That is exactly what is in my bag: anything and everything. I have late passes, colored markers, crayons, and dead highlighters and pens. Nothing seems to leave my backpack. I have old snacks from long lab classes in September slowly rotting in my backpack, and do not even get me started on all the notebooks and folders.
Some teachers just love to give out handouts, so it is safe to say I probably have at least three trees worth of paper in my bag. I also always carry my calculator because I know the day I do not bring in that dinosaur, my teacher will tell me to pull it out of my bag.
Among all the food, markers, pens, and smeared lead from my dirty pencils, I have my headphones. The little ounce of hope that I will get a study in one of my classes, allowing me to hopefully get on some movie website without getting blocked.
Then I have my phone, which I eagerly wait for lunch to be able to use. I cannot forget my beloved computer! My computer is my best friend. It is up with me until 3 a.m. writing research papers. It is by my side all day and all night. Since it is like my family, when something happens to my computer, I immediately bring it to the best doctor around: Mr. Hotz. Our computers are our lifelines; we need them and we love them.

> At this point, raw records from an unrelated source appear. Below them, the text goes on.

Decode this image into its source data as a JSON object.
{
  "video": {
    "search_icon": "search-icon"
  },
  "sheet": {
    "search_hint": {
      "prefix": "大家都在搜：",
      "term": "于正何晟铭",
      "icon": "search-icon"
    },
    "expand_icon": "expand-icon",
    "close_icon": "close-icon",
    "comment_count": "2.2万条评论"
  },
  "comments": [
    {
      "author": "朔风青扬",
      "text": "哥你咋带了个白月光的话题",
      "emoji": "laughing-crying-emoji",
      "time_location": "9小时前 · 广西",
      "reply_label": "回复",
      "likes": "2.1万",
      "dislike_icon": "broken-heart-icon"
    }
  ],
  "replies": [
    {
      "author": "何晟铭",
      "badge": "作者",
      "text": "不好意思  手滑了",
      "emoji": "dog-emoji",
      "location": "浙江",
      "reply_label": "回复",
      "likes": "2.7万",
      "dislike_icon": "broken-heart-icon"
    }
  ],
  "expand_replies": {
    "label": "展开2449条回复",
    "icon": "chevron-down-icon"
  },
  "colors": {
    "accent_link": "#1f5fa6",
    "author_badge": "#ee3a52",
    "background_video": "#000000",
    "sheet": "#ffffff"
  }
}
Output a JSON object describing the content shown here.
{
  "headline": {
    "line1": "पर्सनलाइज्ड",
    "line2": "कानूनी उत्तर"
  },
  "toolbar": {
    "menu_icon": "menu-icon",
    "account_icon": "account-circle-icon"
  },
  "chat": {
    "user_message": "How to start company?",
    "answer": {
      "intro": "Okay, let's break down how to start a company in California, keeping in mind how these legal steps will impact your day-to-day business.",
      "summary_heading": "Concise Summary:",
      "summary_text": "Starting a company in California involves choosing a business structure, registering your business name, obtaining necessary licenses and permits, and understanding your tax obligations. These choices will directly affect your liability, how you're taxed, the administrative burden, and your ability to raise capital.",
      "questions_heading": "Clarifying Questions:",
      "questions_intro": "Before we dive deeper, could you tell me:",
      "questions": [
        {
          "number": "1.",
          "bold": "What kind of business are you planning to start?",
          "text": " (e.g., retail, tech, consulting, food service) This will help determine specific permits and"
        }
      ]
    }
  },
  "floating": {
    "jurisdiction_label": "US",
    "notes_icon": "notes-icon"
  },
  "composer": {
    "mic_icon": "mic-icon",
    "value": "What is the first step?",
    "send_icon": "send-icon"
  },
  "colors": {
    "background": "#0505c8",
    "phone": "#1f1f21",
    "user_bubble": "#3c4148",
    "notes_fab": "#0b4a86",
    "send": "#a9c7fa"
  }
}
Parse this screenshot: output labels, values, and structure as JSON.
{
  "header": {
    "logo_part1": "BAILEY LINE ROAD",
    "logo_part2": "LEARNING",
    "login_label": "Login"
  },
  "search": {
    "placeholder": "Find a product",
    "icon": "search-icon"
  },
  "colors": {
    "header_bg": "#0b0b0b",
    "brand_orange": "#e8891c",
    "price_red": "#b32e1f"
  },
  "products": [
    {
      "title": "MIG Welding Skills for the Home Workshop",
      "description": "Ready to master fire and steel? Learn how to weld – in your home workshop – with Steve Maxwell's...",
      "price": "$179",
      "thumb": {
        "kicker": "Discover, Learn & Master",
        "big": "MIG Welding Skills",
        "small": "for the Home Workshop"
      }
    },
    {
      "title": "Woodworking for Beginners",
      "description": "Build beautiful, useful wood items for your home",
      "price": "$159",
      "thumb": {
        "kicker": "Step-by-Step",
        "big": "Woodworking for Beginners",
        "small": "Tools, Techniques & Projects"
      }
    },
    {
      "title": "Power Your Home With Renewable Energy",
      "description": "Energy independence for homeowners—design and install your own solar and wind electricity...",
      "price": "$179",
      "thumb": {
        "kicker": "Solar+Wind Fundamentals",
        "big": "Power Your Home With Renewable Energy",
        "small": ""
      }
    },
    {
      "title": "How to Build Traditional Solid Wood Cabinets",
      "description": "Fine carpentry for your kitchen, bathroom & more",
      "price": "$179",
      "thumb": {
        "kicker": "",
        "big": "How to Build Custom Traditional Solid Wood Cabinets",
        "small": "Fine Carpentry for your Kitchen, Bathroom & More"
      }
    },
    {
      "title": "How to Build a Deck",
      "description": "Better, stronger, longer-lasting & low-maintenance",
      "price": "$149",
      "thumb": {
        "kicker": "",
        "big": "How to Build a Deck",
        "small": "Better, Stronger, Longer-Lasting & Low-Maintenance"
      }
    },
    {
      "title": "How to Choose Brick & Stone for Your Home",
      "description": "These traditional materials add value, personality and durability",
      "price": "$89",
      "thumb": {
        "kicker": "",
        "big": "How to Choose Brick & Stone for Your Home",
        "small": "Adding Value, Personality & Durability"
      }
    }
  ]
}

Lastly, there is the sweatshirt. Some teachers will allow you to wear it when it is below zero degrees in the classrooms, while others are not so lenient.
For all our extra curricular activities, whether it is sports, acting, or our new dance team, you have at least one more bag to carry into school with you every morning. In this 2,000 pound bag, I have about 17 water bottles, 15 of which are empty, my extra layers of clothes in case it is cold, an infinite number of headbands, and probably two pairs of shoes, if not more.
Along with all this, I still have more food in my bag! It would take me too long to count the wrappers or deformed Kind bars and power bars in my bag, so I will estimate in the low twenties.
Juggling my school backpack along with my lacrosse or tennis bag is a fight that I never seem to win. Doors always seem to shut right before I get to them, and I never have a free hand because I am also fumbling around with my ID and lunch.
You are most probably being weighed down by about 3,000 pounds: 1000 pounds from your school backpack and 2000 from your sports bag. This makes it absolutely impossible to walk the treacherous IHA stairs.
I can imagine that every person’s backpack varies in its contents, so this is just a general overview. If I were to search my bag right now, I would probably find much more food, because what else would an IHA girl have in her bag? Books? Well those too, but predominantly food!
By Reagan Bossolina ’17, Staff Writer